Russian art group AES+F’s The Feast of Trimalchio is one of the Biennale of Sydney 2010 most talked-about pieces. Michael Hutak gets to grips with its seductive surfaces and grim reflections of the real world…
The role of large-scale art events in the building of the “brand” of the global city is becoming more and more conspicuous. No city fathers can have pretensions to presiding over a truly “world class” city in the 21st century without a respected, credible biennale. A biennale is a luxury item, signifying a metropolis of emerging city-state status which belongs more to the global economic order than a national jurisdiction. Which is why it was interesting to hear Biennale of Sydney, artistic director, David Elliott, counsel the cream of Australia’s arts media at the launch for this year’s event, that they not forget about the fifty percent of the world’s population living on less than USD$2 per day. This sent a zephyr of murmurs around the MCA’s American Express Hall, a collective tut-tutting at such remonstrations. Get back on topic Mr. Elliott: this is contemporary art, not global food insecurity.
Inviting the incursion of real politik into the public relations, Mr. Elliott was met with uncertain silence by the media. He would have done better to ditch the hungry poor. A more pressing developed-world question is do the world’s biennales line up as environmentally friendly events? For instance, if we were to audit the carbon footprint of all artworks in Sydney this year, would the work of Russian art troupe AES+F, for example, emerge as ecologically indefensible? I very much doubt it. However, if the point of all the superfluous cultural production that clogs up biennales is the public apprehension of at least one transcendent work of art, then this year’s stanza finds its apotheosis in work presented by these Moscow-based digital dynamos. For their own edification, the public must trek to the very physical ends of the survey, to the furthest western reaches of Cockatoo Island, to the building containing AES&F’s extraordinary The Feast of Trimalchio, a nine-channel digital collage animating over 75,000 photographs.
Trimalchio is a dazzling venture, using scale to dominate and intimidate the audience; using volume both in space and sound to draw a direct correlation with the power relations it puts on display: a resort hotel plucked from the perfect world of Forms where the Caucasian idle rich get it on with their hot Asian and African bellhops and chamber maids; where designer spa and beauty regimes are played out in neo-classical arcadia, a hollow celebration of commodified exotica, ethnicity and erotica; a fetishisation of decadence itself. Gobsmacking, breathtaking, jaw-dropping, this towering time-based triptych envelopes the audience in the round, as it imagines flesh on the bones of the revelries described by Jean Baudrillard when he asked “what are you doing after the orgy?”.

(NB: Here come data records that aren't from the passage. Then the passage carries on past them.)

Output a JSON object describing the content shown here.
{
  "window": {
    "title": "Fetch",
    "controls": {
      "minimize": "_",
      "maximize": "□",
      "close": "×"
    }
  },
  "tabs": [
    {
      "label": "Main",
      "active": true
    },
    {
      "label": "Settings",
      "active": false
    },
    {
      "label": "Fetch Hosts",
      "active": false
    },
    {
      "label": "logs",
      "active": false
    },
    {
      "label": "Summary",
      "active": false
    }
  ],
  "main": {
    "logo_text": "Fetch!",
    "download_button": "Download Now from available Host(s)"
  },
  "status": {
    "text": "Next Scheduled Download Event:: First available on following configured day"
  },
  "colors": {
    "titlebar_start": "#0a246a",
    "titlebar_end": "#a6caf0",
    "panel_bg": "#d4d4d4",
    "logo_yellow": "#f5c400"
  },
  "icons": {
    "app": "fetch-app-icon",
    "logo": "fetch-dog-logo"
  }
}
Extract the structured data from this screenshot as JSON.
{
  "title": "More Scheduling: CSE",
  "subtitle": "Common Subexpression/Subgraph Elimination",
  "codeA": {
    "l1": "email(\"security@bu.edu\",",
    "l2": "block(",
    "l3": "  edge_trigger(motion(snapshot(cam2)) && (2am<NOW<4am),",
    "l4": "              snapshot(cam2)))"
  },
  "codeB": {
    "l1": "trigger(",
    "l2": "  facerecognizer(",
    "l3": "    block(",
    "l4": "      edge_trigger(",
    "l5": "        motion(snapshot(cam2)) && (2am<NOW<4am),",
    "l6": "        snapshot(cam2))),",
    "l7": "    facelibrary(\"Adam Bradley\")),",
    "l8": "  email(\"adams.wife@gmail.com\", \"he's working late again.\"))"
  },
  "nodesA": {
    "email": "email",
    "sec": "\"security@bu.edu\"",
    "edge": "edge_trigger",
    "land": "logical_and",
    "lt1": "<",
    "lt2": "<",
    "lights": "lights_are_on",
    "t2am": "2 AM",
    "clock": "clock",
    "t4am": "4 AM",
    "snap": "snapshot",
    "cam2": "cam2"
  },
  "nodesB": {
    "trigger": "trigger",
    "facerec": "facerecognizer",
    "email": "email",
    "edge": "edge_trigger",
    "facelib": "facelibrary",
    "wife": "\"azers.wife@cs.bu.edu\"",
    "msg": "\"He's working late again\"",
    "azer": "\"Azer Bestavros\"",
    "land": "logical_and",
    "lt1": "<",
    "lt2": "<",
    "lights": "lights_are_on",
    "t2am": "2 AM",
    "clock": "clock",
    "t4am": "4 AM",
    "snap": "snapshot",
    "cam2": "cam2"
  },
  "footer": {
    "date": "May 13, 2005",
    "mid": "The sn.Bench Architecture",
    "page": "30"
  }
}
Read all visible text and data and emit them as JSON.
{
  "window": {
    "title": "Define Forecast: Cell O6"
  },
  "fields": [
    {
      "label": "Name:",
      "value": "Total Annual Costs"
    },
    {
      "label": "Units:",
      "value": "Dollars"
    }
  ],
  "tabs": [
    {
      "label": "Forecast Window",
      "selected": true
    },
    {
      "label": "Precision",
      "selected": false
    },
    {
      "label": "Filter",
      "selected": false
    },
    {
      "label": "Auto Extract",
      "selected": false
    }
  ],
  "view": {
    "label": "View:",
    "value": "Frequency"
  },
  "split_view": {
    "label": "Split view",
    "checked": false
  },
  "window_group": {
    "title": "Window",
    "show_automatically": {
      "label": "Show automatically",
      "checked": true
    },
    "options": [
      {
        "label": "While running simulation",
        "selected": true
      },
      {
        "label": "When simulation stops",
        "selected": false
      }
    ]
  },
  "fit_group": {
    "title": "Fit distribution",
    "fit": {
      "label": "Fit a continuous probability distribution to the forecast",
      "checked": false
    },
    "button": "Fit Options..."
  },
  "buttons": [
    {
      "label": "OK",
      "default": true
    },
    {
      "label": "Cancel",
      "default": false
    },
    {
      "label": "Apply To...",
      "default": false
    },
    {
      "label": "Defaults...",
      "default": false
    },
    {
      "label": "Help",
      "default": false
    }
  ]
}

AES&F constitute two architects, a creative director and a fashion photographer, all four born in the 1950s after the death of Stalin. For this work they were inspired by Petronius’s ‘Satyricon’, which presents “wealth and luxury, with gluttony and with unbridled pleasure in contrast to the brevity of human existence”.
“We searched for an analogue in the third millennium and Trimalchio, the former slave, the nouveau riche host of feasts lasting several days, appeared to us not so much as an individual as a collective image of a luxurious hotel, a temporary paradise which one has to pay to enter.”
The artists bring a visceral disdain to this tableaux of excess capital. Launched at last year’s Venice Biennale, Trimalchio comes to Sydney on its next stop on the Grand Global Tour. It’s my right to draw my own conclusions, and I see sewn into this cloth a self-referential critique of these sprawling international contemporary art surveys which now crowd the calendar. AES&F draw my attention to the globalisation of the contemporary art industry, with its attendant overproduction of indifferent works, its alchemic transformation of radicality into entertainment, and the role of art today in the nullification and commodification of transgression, as artists stage manage the logistics of international freight and rack up air-miles on the new incarnation of the Grand Tour. Trimalchio is at once the embodiment and condemnation of the system of relations it presents. It makes an enthralling, indulgent, unapologetic spectacle of itself. It is not to be denied. I love it.